There were also my gamer-world friends. From ages 20 to 23 or so, I played PIMD (Party in my Dorm), Forsaken World and Rage of Bahamut (one at a time, not all at once). And I played them pretty hardcore. This meant a deeper immersion into the gaming worlds, resulting in online friends that I talked to everyday, and who knew me better than my real-life friends did at the time. They were really great friends, and I even ended up meeting a bunch of them in person. I still am friends with many of them to this day, even though I haven't had time to play games intensely in quite a few years.

Then there are my former students. I don't keep in touch with all of them, but the ones who are on my social media are always around like colorful little butterflies, cheering on my journey in the U.S. and texting me that they miss me being in their classes. They will always have a special place in my heart. :)

And now I have my USC friends and Austin friends, and they are really more than what I need because they are so supportive and caring. I don't think I have very, very close friends in either city because I'm always half-here and half-there, having to shuttle back and forth between states throughout the past two years. I hope I'll be able to develop more friendships, stronger friendships, the longer I am here in Austin.

But my embedded trait as an only child stands: I don't get easily attached to my friends, because I am so accustomed to "losing" and "gaining" different friends as I go through different phases in life. It's probably a defense mechanism I developed from growing up, so that I wouldn't feel so sad all the time when we have to part ways. There are a rare few who stand the test of time and distance, like An Nie, and of course, Darren, who is my best friend in the whole world. (Although technically, I have been friends with An Nie longer than I've been friends with my husband, haha. :P)

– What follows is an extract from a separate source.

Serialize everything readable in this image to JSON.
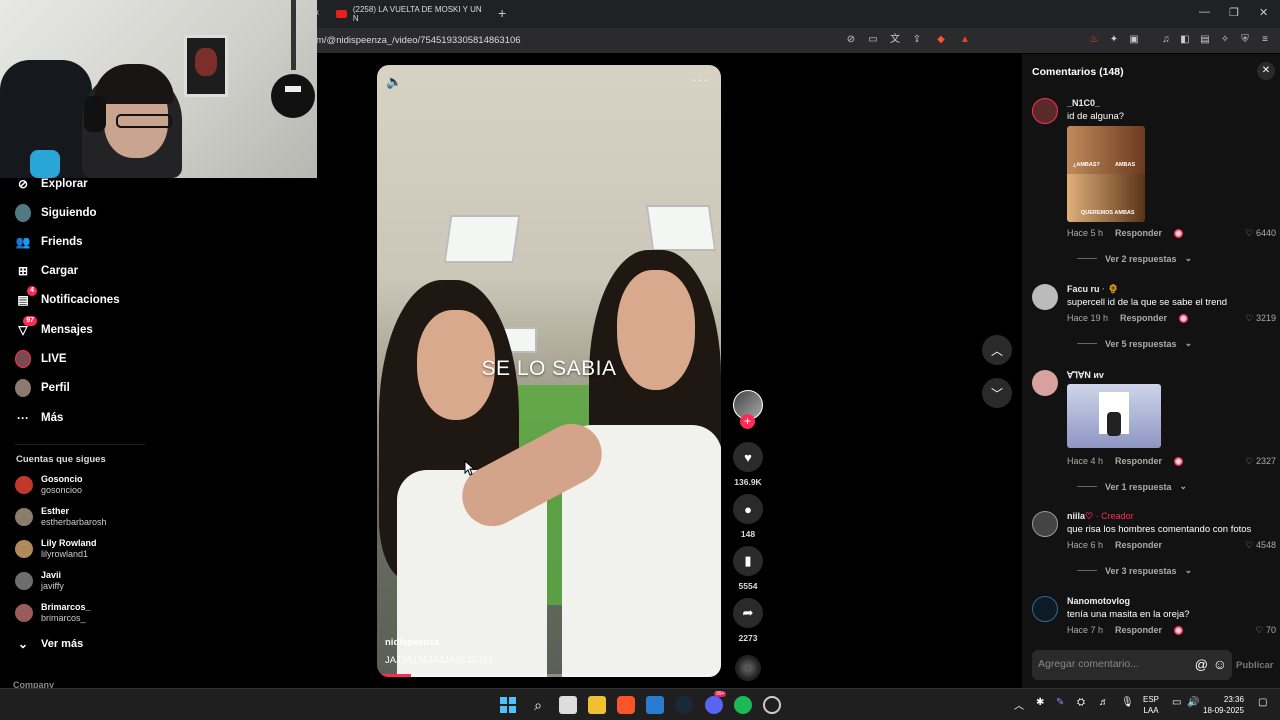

This brings me back to the point of this blog post: I'm okay with endings because every new beginning is some beginning's end. I've always had friends, and I'm sure I will always have friends -- but that doesn't mean I'm a stranger to losing dozens of close friends each time I make any life changes, no matter how small or big a change it is. It could be as small as changing to a different class in elementary school, installing a new game or moving to a different country like I have done.
My mom always told me that at the end of the day, the one constant in our lives is family. "Friends," she always tells me, "flow in and flow out like water in a river. Some hang around longer, circling the pebbles and stones, but eventually the water has to flow out because more is flowing in." 
Like many friendships, chapters in life must come to an end, but it is exciting and empowering to begin on a new journey.